Public Notes

Recent Activity

  • Todd shared from I Got Schooled: The Unlikely Story of How a Moonlighting Movie Maker Learned the Five Keys to Closing America’s Education Gap by M. Night Shyamalan
    If America’s scores were limited to those from schools in districts in which the poverty rate was less than 10 percent—Finland’s poverty rate is less than 4 percent—the United States would lead the world, and it wouldn’t be close: 551 on the latest PISA test, compared to Finland’s 536, or South Korea’s 539. In fact, if all you did was exclude the American schools that have student bodies that are more than three-quarters poor, U.S. schools would still score 513, just behind Australia, but ahead of the Netherlands, Belgium, Sweden, Germany, Iceland . . . well, you get the picture.
    Note: interesting education statistics
  • Todd shared from The Signal and the Noise: Why So Many Predictions Fail-but Some Don't by Nate Silver
    Tetlock found that some had done better than others.

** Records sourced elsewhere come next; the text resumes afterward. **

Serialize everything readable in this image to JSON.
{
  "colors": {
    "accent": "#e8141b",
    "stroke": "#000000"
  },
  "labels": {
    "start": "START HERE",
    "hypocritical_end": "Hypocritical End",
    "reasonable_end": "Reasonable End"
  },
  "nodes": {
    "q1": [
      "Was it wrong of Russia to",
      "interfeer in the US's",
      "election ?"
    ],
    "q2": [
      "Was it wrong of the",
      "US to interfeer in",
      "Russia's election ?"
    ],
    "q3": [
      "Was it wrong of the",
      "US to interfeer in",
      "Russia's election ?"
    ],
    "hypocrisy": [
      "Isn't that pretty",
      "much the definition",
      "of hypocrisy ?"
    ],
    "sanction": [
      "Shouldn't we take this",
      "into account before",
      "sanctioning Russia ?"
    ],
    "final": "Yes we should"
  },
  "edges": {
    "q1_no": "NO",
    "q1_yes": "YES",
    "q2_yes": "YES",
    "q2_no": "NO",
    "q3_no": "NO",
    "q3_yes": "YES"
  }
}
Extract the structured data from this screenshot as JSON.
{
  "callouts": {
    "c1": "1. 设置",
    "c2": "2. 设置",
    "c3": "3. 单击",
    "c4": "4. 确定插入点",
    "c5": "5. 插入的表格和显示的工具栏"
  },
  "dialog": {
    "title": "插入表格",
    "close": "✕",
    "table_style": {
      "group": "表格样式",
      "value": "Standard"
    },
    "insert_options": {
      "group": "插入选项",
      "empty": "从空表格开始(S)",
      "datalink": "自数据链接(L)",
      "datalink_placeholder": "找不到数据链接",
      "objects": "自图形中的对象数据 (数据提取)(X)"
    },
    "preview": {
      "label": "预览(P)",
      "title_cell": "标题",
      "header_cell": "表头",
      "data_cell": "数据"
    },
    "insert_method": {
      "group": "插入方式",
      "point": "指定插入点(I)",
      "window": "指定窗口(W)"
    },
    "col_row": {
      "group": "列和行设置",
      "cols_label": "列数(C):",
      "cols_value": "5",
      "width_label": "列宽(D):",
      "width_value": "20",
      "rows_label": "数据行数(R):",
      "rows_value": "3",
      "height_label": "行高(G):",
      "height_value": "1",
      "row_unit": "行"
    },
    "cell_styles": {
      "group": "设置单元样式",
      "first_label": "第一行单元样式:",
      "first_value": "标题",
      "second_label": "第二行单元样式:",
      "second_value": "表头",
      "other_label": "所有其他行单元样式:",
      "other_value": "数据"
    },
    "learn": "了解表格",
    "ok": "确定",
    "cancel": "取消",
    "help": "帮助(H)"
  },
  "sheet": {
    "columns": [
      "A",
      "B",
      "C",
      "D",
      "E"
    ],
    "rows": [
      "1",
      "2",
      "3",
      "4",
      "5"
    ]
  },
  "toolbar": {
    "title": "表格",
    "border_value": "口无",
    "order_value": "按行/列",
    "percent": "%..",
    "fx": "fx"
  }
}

On the losing side were those experts whose predictions were cited most frequently in the media. The more interviews that an expert had done with the press, Tetlock found, the worse his predictions tended to be. Another subgroup of experts had
    Note: nate silver on tv experts
  • Todd shared from David and Goliath: Underdogs, Misfits, and the Art of Battling Giants by Malcolm Gladwell
    In four countries—Australia, Hong Kong, Scotland, and the United States—our identification strategy leads to extremely imprecise estimates that do not allow for any confident assertion about class-size effects. In two countries—Greece and Iceland—there seem to be nontrivial beneficial effects of reduced class sizes. France is the only country where there seem to be noteworthy differences between mathematics and science teaching: While there is a statistically significant and sizable class-size effect in mathematics, a class-size effect of comparable magnitude can be ruled out in science....
    Note: class size an its effect on learning
  • Todd shared from David and Goliath: Underdogs, Misfits, and the Art of Battling Giants by Malcolm Gladwell
    The first is that much of what we consider valuable in our world arises out of these kinds of lopsided conflicts, because the act of facing overwhelming odds produces greatness and beauty. And second, that we consistently get these kinds of conflicts wrong. We misread them. We misinterpret them. Giants are not what we think they are. The same qualities that appear to give them strength are often the sources of great weakness.
    Note: david v goliath
  • Todd shared from The Sports Gene: Inside the Science of Extraordinary Athletic Performance by David Epstein
    When Finch subsequently visited Alex Rodriguez, the reigning MVP, Rodriguez watched over Finch’s shoulder as she threw warm-up pitches to one of his team’s catchers. The catcher missed three of the first five throws. Seeing that, Rodriguez, to Finch’s disappointment, simply refused to step into the batter’s box. He leaned forward and told her: “No one’s going to make a fool out of me.”
    Note: Arod chickens out vs Finch